To do: Set down every record below exactly as written, but leave out the pictures.

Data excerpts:
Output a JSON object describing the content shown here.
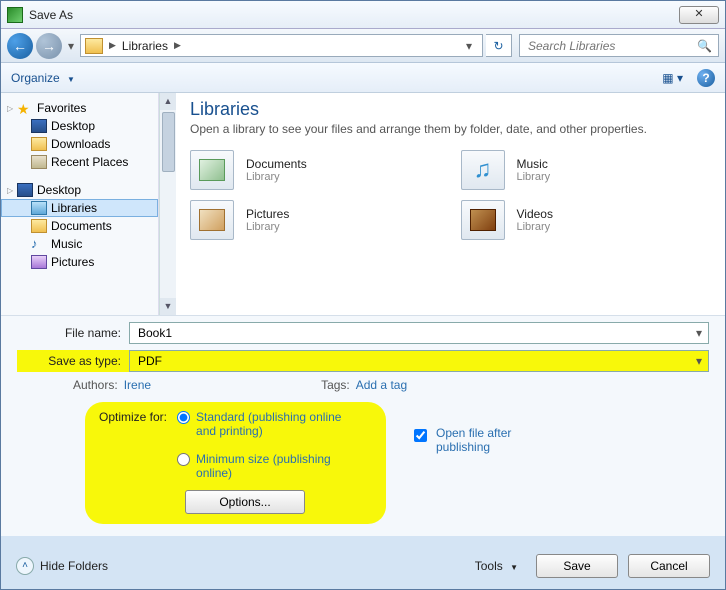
{
  "title": "Save As",
  "nav": {
    "location_root": "Libraries",
    "search_placeholder": "Search Libraries"
  },
  "toolbar": {
    "organize": "Organize"
  },
  "sidebar": {
    "favorites": "Favorites",
    "fav_items": [
      "Desktop",
      "Downloads",
      "Recent Places"
    ],
    "desktop": "Desktop",
    "libraries": "Libraries",
    "lib_items": [
      "Documents",
      "Music",
      "Pictures"
    ]
  },
  "main": {
    "heading": "Libraries",
    "sub": "Open a library to see your files and arrange them by folder, date, and other properties.",
    "libs": [
      {
        "name": "Documents",
        "sub": "Library"
      },
      {
        "name": "Music",
        "sub": "Library"
      },
      {
        "name": "Pictures",
        "sub": "Library"
      },
      {
        "name": "Videos",
        "sub": "Library"
      }
    ]
  },
  "fields": {
    "filename_label": "File name:",
    "filename_value": "Book1",
    "saveastype_label": "Save as type:",
    "saveastype_value": "PDF",
    "authors_label": "Authors:",
    "authors_value": "Irene",
    "tags_label": "Tags:",
    "tags_value": "Add a tag",
    "optimize_label": "Optimize for:",
    "opt_standard": "Standard (publishing online and printing)",
    "opt_minimum": "Minimum size (publishing online)",
    "options_btn": "Options...",
    "openafter": "Open file after publishing"
  },
  "buttons": {
    "hide": "Hide Folders",
    "tools": "Tools",
    "save": "Save",
    "cancel": "Cancel"
  }
}
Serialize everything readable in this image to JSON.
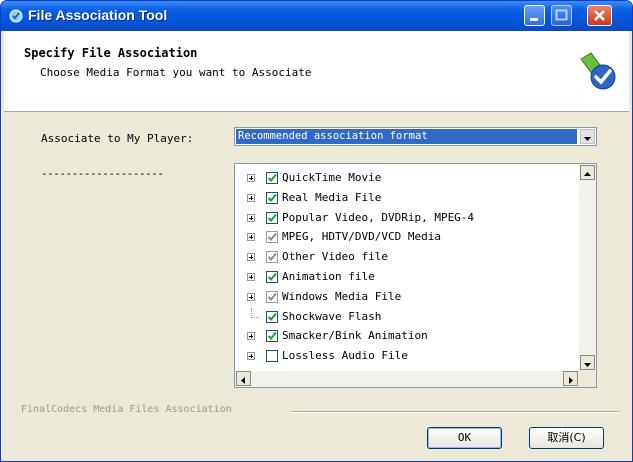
{
  "window": {
    "title": "File Association Tool"
  },
  "header": {
    "title": "Specify File Association",
    "subtitle": "Choose Media Format you want to Associate",
    "icon": "checkmark-badge-icon"
  },
  "form": {
    "associate_label": "Associate to My Player:",
    "dashes": "--------------------",
    "combo_value": "Recommended association format"
  },
  "tree": {
    "items": [
      {
        "label": "QuickTime Movie",
        "expandable": true,
        "checked": true,
        "gray": false
      },
      {
        "label": "Real Media File",
        "expandable": true,
        "checked": true,
        "gray": false
      },
      {
        "label": "Popular Video, DVDRip, MPEG-4",
        "expandable": true,
        "checked": true,
        "gray": false
      },
      {
        "label": "MPEG, HDTV/DVD/VCD Media",
        "expandable": true,
        "checked": true,
        "gray": true
      },
      {
        "label": "Other Video file",
        "expandable": true,
        "checked": true,
        "gray": true
      },
      {
        "label": "Animation file",
        "expandable": true,
        "checked": true,
        "gray": false
      },
      {
        "label": "Windows Media File",
        "expandable": true,
        "checked": true,
        "gray": true
      },
      {
        "label": "Shockwave Flash",
        "expandable": false,
        "checked": true,
        "gray": false
      },
      {
        "label": "Smacker/Bink Animation",
        "expandable": true,
        "checked": true,
        "gray": false
      },
      {
        "label": "Lossless Audio File",
        "expandable": true,
        "checked": false,
        "gray": false
      }
    ]
  },
  "footer": {
    "label": "FinalCodecs Media Files Association",
    "ok_label": "OK",
    "cancel_label": "取消(C)"
  },
  "colors": {
    "titlebar": "#0355d8",
    "selection": "#316ac5"
  }
}
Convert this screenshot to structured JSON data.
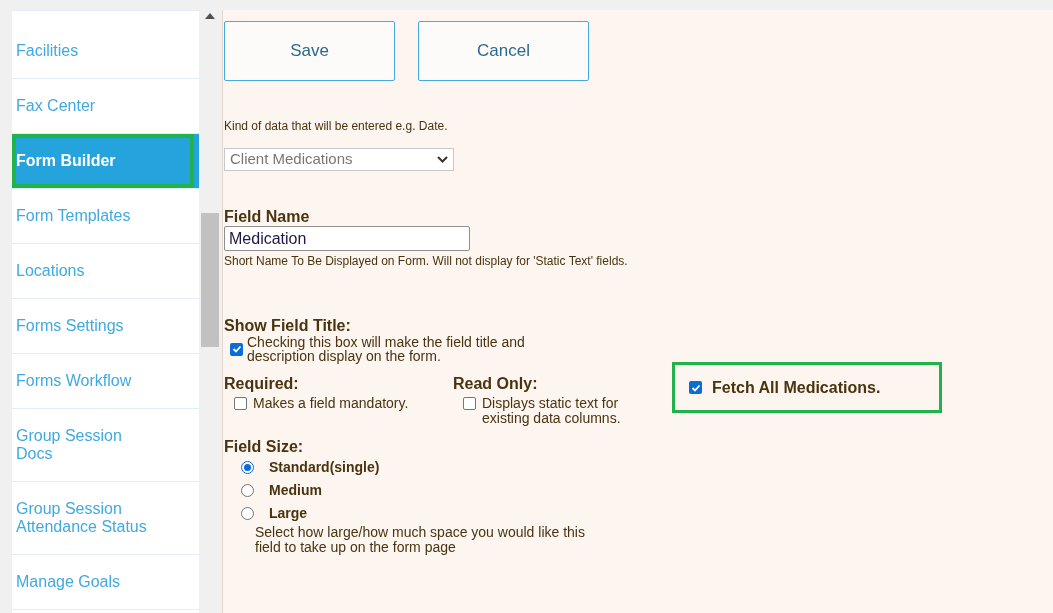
{
  "sidebar": {
    "items": [
      {
        "label": "Facilities",
        "selected": false,
        "highlighted": false
      },
      {
        "label": "Fax Center",
        "selected": false,
        "highlighted": false
      },
      {
        "label": "Form Builder",
        "selected": true,
        "highlighted": true
      },
      {
        "label": "Form Templates",
        "selected": false,
        "highlighted": false
      },
      {
        "label": "Locations",
        "selected": false,
        "highlighted": false
      },
      {
        "label": "Forms Settings",
        "selected": false,
        "highlighted": false
      },
      {
        "label": "Forms Workflow",
        "selected": false,
        "highlighted": false
      },
      {
        "label": "Group Session Docs",
        "selected": false,
        "highlighted": false
      },
      {
        "label": "Group Session Attendance Status",
        "selected": false,
        "highlighted": false
      },
      {
        "label": "Manage Goals",
        "selected": false,
        "highlighted": false
      }
    ]
  },
  "buttons": [
    "Save",
    "Cancel"
  ],
  "data_type": {
    "hint": "Kind of data that will be entered e.g. Date.",
    "value": "Client Medications"
  },
  "field_name": {
    "label": "Field Name",
    "value": "Medication",
    "hint": "Short Name To Be Displayed on Form. Will not display for 'Static Text' fields."
  },
  "show_field_title": {
    "label": "Show Field Title:",
    "checked": true,
    "description": "Checking this box will make the field title and description display on the form."
  },
  "required": {
    "label": "Required:",
    "checked": false,
    "description": "Makes a field mandatory."
  },
  "read_only": {
    "label": "Read Only:",
    "checked": false,
    "description": "Displays static text for existing data columns."
  },
  "fetch_all": {
    "label": "Fetch All Medications.",
    "checked": true,
    "highlighted": true
  },
  "field_size": {
    "label": "Field Size:",
    "options": [
      {
        "label": "Standard(single)",
        "selected": true
      },
      {
        "label": "Medium",
        "selected": false
      },
      {
        "label": "Large",
        "selected": false
      }
    ],
    "description": "Select how large/how much space you would like this field to take up on the form page"
  }
}
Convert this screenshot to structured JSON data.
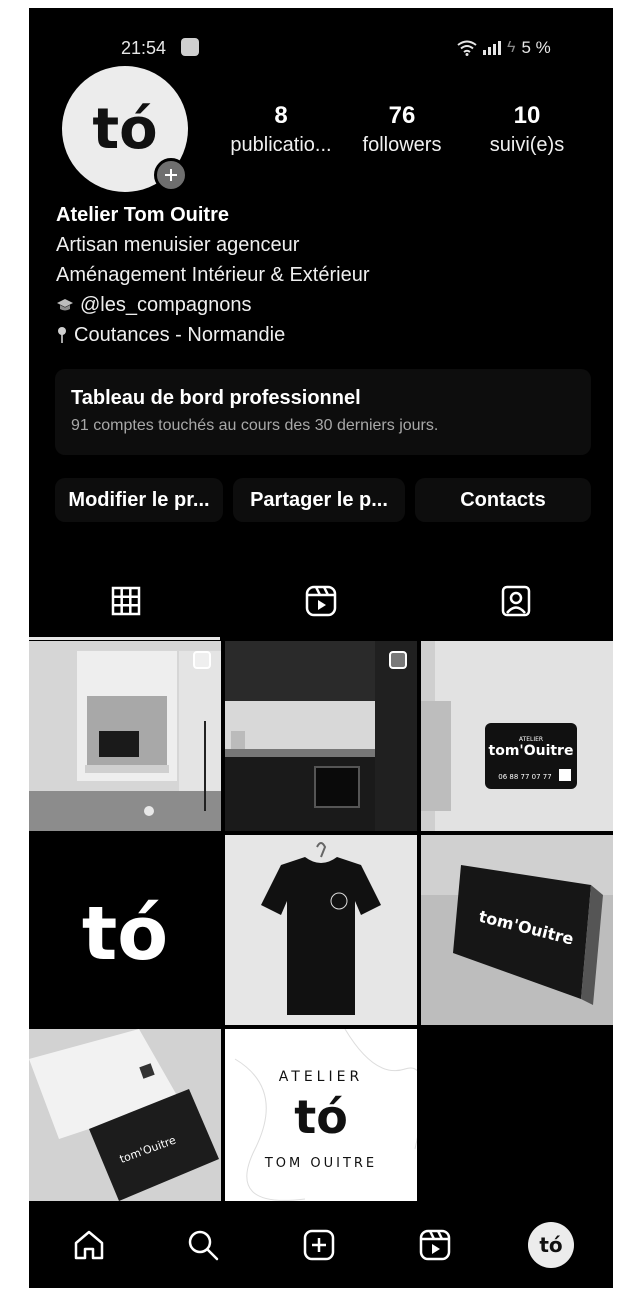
{
  "status_bar": {
    "time": "21:54",
    "battery": "5 %"
  },
  "profile": {
    "stats": [
      {
        "value": "8",
        "label": "publicatio..."
      },
      {
        "value": "76",
        "label": "followers"
      },
      {
        "value": "10",
        "label": "suivi(e)s"
      }
    ],
    "name": "Atelier Tom Ouitre",
    "bio_lines": [
      "Artisan menuisier agenceur",
      "Aménagement Intérieur & Extérieur",
      "@les_compagnons",
      "Coutances - Normandie"
    ],
    "dashboard": {
      "title": "Tableau de bord professionnel",
      "subtitle": "91 comptes touchés au cours des 30 derniers jours."
    },
    "buttons": [
      "Modifier le pr...",
      "Partager le p...",
      "Contacts"
    ]
  },
  "tabs": [
    {
      "icon": "grid-icon",
      "active": true
    },
    {
      "icon": "reels-icon",
      "active": false
    },
    {
      "icon": "tagged-icon",
      "active": false
    }
  ],
  "grid_tiles": [
    {
      "name": "tile-living-room",
      "multi": true
    },
    {
      "name": "tile-kitchen",
      "multi": true
    },
    {
      "name": "tile-van",
      "multi": false
    },
    {
      "name": "tile-logo-black",
      "multi": false
    },
    {
      "name": "tile-tshirt",
      "multi": false
    },
    {
      "name": "tile-sign",
      "multi": false
    },
    {
      "name": "tile-business-cards",
      "multi": false
    },
    {
      "name": "tile-stamp-logo",
      "multi": false
    }
  ],
  "artwork_text": {
    "logo": "tó",
    "van_sign": "tom'Ouitre",
    "van_sign_top": "ATELIER",
    "van_phone": "06 88 77 07 77",
    "sign_text": "tom'Ouitre",
    "card_text": "tom'Ouitre",
    "stamp_top": "ATELIER",
    "stamp_bottom": "TOM OUITRE"
  },
  "bottom_nav": [
    "home-icon",
    "search-icon",
    "create-icon",
    "reels-icon",
    "profile-avatar"
  ],
  "colors": {
    "background": "#000000",
    "text": "#ffffff",
    "muted": "#a8a8a8",
    "card": "#0d0d0d"
  }
}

Task output:
Output a JSON object describing the content shown here.
{
  "title": "Save As",
  "nav": {
    "location_root": "Libraries",
    "search_placeholder": "Search Libraries"
  },
  "toolbar": {
    "organize": "Organize"
  },
  "sidebar": {
    "favorites": "Favorites",
    "fav_items": [
      "Desktop",
      "Downloads",
      "Recent Places"
    ],
    "desktop": "Desktop",
    "libraries": "Libraries",
    "lib_items": [
      "Documents",
      "Music",
      "Pictures"
    ]
  },
  "main": {
    "heading": "Libraries",
    "sub": "Open a library to see your files and arrange them by folder, date, and other properties.",
    "libs": [
      {
        "name": "Documents",
        "sub": "Library"
      },
      {
        "name": "Music",
        "sub": "Library"
      },
      {
        "name": "Pictures",
        "sub": "Library"
      },
      {
        "name": "Videos",
        "sub": "Library"
      }
    ]
  },
  "fields": {
    "filename_label": "File name:",
    "filename_value": "Book1",
    "saveastype_label": "Save as type:",
    "saveastype_value": "PDF",
    "authors_label": "Authors:",
    "authors_value": "Irene",
    "tags_label": "Tags:",
    "tags_value": "Add a tag",
    "optimize_label": "Optimize for:",
    "opt_standard": "Standard (publishing online and printing)",
    "opt_minimum": "Minimum size (publishing online)",
    "options_btn": "Options...",
    "openafter": "Open file after publishing"
  },
  "buttons": {
    "hide": "Hide Folders",
    "tools": "Tools",
    "save": "Save",
    "cancel": "Cancel"
  }
}
Serialize everything readable in this image to JSON.
{
  "window": {
    "title": "File Association Tool"
  },
  "header": {
    "title": "Specify File Association",
    "subtitle": "Choose Media Format you want to Associate",
    "icon": "checkmark-badge-icon"
  },
  "form": {
    "associate_label": "Associate to My Player:",
    "dashes": "--------------------",
    "combo_value": "Recommended association format"
  },
  "tree": {
    "items": [
      {
        "label": "QuickTime Movie",
        "expandable": true,
        "checked": true,
        "gray": false
      },
      {
        "label": "Real Media File",
        "expandable": true,
        "checked": true,
        "gray": false
      },
      {
        "label": "Popular Video, DVDRip, MPEG-4",
        "expandable": true,
        "checked": true,
        "gray": false
      },
      {
        "label": "MPEG, HDTV/DVD/VCD Media",
        "expandable": true,
        "checked": true,
        "gray": true
      },
      {
        "label": "Other Video file",
        "expandable": true,
        "checked": true,
        "gray": true
      },
      {
        "label": "Animation file",
        "expandable": true,
        "checked": true,
        "gray": false
      },
      {
        "label": "Windows Media File",
        "expandable": true,
        "checked": true,
        "gray": true
      },
      {
        "label": "Shockwave Flash",
        "expandable": false,
        "checked": true,
        "gray": false
      },
      {
        "label": "Smacker/Bink Animation",
        "expandable": true,
        "checked": true,
        "gray": false
      },
      {
        "label": "Lossless Audio File",
        "expandable": true,
        "checked": false,
        "gray": false
      }
    ]
  },
  "footer": {
    "label": "FinalCodecs Media Files Association",
    "ok_label": "OK",
    "cancel_label": "取消(C)"
  },
  "colors": {
    "titlebar": "#0355d8",
    "selection": "#316ac5"
  }
}
Convert this screenshot to structured JSON data.
{
  "sidebar": {
    "items": [
      {
        "label": "Facilities",
        "selected": false,
        "highlighted": false
      },
      {
        "label": "Fax Center",
        "selected": false,
        "highlighted": false
      },
      {
        "label": "Form Builder",
        "selected": true,
        "highlighted": true
      },
      {
        "label": "Form Templates",
        "selected": false,
        "highlighted": false
      },
      {
        "label": "Locations",
        "selected": false,
        "highlighted": false
      },
      {
        "label": "Forms Settings",
        "selected": false,
        "highlighted": false
      },
      {
        "label": "Forms Workflow",
        "selected": false,
        "highlighted": false
      },
      {
        "label": "Group Session Docs",
        "selected": false,
        "highlighted": false
      },
      {
        "label": "Group Session Attendance Status",
        "selected": false,
        "highlighted": false
      },
      {
        "label": "Manage Goals",
        "selected": false,
        "highlighted": false
      }
    ]
  },
  "buttons": [
    "Save",
    "Cancel"
  ],
  "data_type": {
    "hint": "Kind of data that will be entered e.g. Date.",
    "value": "Client Medications"
  },
  "field_name": {
    "label": "Field Name",
    "value": "Medication",
    "hint": "Short Name To Be Displayed on Form. Will not display for 'Static Text' fields."
  },
  "show_field_title": {
    "label": "Show Field Title:",
    "checked": true,
    "description": "Checking this box will make the field title and description display on the form."
  },
  "required": {
    "label": "Required:",
    "checked": false,
    "description": "Makes a field mandatory."
  },
  "read_only": {
    "label": "Read Only:",
    "checked": false,
    "description": "Displays static text for existing data columns."
  },
  "fetch_all": {
    "label": "Fetch All Medications.",
    "checked": true,
    "highlighted": true
  },
  "field_size": {
    "label": "Field Size:",
    "options": [
      {
        "label": "Standard(single)",
        "selected": true
      },
      {
        "label": "Medium",
        "selected": false
      },
      {
        "label": "Large",
        "selected": false
      }
    ],
    "description": "Select how large/how much space you would like this field to take up on the form page"
  }
}
Convert this screenshot to structured JSON data.
{
  "status_bar": {
    "time": "21:54",
    "battery": "5 %"
  },
  "profile": {
    "stats": [
      {
        "value": "8",
        "label": "publicatio..."
      },
      {
        "value": "76",
        "label": "followers"
      },
      {
        "value": "10",
        "label": "suivi(e)s"
      }
    ],
    "name": "Atelier Tom Ouitre",
    "bio_lines": [
      "Artisan menuisier agenceur",
      "Aménagement Intérieur & Extérieur",
      "@les_compagnons",
      "Coutances - Normandie"
    ],
    "dashboard": {
      "title": "Tableau de bord professionnel",
      "subtitle": "91 comptes touchés au cours des 30 derniers jours."
    },
    "buttons": [
      "Modifier le pr...",
      "Partager le p...",
      "Contacts"
    ]
  },
  "tabs": [
    {
      "icon": "grid-icon",
      "active": true
    },
    {
      "icon": "reels-icon",
      "active": false
    },
    {
      "icon": "tagged-icon",
      "active": false
    }
  ],
  "grid_tiles": [
    {
      "name": "tile-living-room",
      "multi": true
    },
    {
      "name": "tile-kitchen",
      "multi": true
    },
    {
      "name": "tile-van",
      "multi": false
    },
    {
      "name": "tile-logo-black",
      "multi": false
    },
    {
      "name": "tile-tshirt",
      "multi": false
    },
    {
      "name": "tile-sign",
      "multi": false
    },
    {
      "name": "tile-business-cards",
      "multi": false
    },
    {
      "name": "tile-stamp-logo",
      "multi": false
    }
  ],
  "artwork_text": {
    "logo": "tó",
    "van_sign": "tom'Ouitre",
    "van_sign_top": "ATELIER",
    "van_phone": "06 88 77 07 77",
    "sign_text": "tom'Ouitre",
    "card_text": "tom'Ouitre",
    "stamp_top": "ATELIER",
    "stamp_bottom": "TOM OUITRE"
  },
  "bottom_nav": [
    "home-icon",
    "search-icon",
    "create-icon",
    "reels-icon",
    "profile-avatar"
  ],
  "colors": {
    "background": "#000000",
    "text": "#ffffff",
    "muted": "#a8a8a8",
    "card": "#0d0d0d"
  }
}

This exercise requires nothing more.